Since there has been so much conversation around Pope Francis' comments about the church offering an apology to the L.G.B.T. community I thought I would offer a little context.
First, Pope Francis was responding to a question that referenced a comment, from a few days ago, by Cardinal Reinhold Marx, president of the German bishops' conference, who himself said that he felt the church should offer an apology since it had marginalized that community. Here are Cardinal Marx's comments.
Second, here is what the pope said in response to the question from Cindy Wooden of Catholic News Service, aboard the papal plane, on the way back from Armenia: “I believe that the church should not only say sorry, as Cardinal Marx says, it should not only say sorry to the person who is gay that it has offended, but also it should say sorry to the poor and to women who are exploited, and the children who are exploited for work.” He went on to explain: “When I say church I mean Christians. The church is holy but we are sinners. Christians must say sorry for not having accompanied them, for not having accompanied many choices, many families.” Indeed, “Christians must say sorry and not only for this. They must ask forgiveness, not just say sorry” and also ask God’s pardon. “It is a word that we forget a lot today." Here is Gerard O'Connell's story.
Third, apologies from the church to particular groups, or even individuals, are not new. In the Jubilee Year of 2000, St. John Paul II issued sweeping apologies to, among other groups, the Jewish people, indigenous peoples, refugees, women and others. And forgiveness of course is an essential part of the Christian life. More about that here.
Fourth, this is groundbreaking. No matter how many people tell you that this is nothing new, it's new. No pope has spoken like this regarding the L.G.B.T. community. Just a few years ago saying that the church should "apologize" to gays and lesbians would have probably gotten a person censured, disciplined or silenced. Why? Because a few years ago any call for an "apology" would have been seen as a critique of church teaching on homosexuality. But Pope Francis knows that the L.G.B.T. community indeed has felt marginalized by the church.

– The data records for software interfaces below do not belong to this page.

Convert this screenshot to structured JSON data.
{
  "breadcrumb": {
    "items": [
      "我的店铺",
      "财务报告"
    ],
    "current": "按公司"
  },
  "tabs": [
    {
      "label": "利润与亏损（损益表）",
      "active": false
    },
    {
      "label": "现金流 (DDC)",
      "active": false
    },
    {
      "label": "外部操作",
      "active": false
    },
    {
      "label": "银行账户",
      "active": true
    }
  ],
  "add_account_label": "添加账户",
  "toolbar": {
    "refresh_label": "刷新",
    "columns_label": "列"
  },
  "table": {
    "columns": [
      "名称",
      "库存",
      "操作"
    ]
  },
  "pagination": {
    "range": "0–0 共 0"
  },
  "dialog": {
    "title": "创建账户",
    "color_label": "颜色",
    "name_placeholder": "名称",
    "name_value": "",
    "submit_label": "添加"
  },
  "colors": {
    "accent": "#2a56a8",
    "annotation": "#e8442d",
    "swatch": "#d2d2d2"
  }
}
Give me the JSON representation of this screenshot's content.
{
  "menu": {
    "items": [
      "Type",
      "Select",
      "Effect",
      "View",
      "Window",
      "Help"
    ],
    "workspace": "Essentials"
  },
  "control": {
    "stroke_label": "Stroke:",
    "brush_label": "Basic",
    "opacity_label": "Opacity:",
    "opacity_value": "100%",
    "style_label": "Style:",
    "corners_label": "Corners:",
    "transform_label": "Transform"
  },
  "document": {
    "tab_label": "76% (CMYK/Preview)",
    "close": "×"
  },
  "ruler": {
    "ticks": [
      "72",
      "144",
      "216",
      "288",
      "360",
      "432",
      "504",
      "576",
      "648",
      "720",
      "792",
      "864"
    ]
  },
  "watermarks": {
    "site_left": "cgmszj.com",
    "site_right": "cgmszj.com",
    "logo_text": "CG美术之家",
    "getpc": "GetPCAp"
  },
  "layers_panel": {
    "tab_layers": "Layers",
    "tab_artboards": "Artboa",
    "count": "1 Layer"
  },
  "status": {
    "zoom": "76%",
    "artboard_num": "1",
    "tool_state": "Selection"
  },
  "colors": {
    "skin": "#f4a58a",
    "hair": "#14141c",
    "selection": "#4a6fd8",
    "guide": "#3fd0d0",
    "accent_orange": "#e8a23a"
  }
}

Fifth, he's correct. No group feels as marginalized as the L.G.B.T. community. Why? Many reasons. Here are a few: First, the language used around their experience. Their inclination is "objectively disordered," according to the catechism. Now, this is not the place to enter into a lengthy discussion of that phrase, but for most L.G.B.T. people it is deeply offensive. (Imagine being told that a deep part of you you, the part that feels love, is disordered.) Also, some bishops, particularly in the developing world, use very offensive language when speaking, if they speak at all, about the L.G.B.T. community. Others, in countries where gays and lesbians are persecuted in extreme ways, either offer little opposition to government policies, or, in some cases, even tacitly approve of them. Finally, many L.G.B.T. people feel unwelcome in their local parishes, where some priests, either from the pulpit or in private conversations, create an unwelcome environment. And if you doubt any of this, just ask your L.G.B.T. friends. You may say that they shouldn't feel marginalized, but they do.
Sixth, a clarification. Federico Lombardi, S.J., the papal spokesman, noted that the pope used the word "conditione." In Italian, "conditione" is not a medical condition, but is better translated as "situation."
Finally, while this is groundbreaking, it's important to keep it in context. Pope Francis did not say church teaching was changing. He also placed the answer in a larger context, which included many groups that might have been offended by the church. Still, the tone and the response itself are historic. It is a very positive step forward for the L.G.B.T. community and the church. And of course the first is part of the second.
What can be done next? For one thing, bishops might be encouraged to listen more carefully—or just to listen—to the L.G.B.T. community. What are their experiences? What are their experiences of God? Of the church? That would be a good beginning.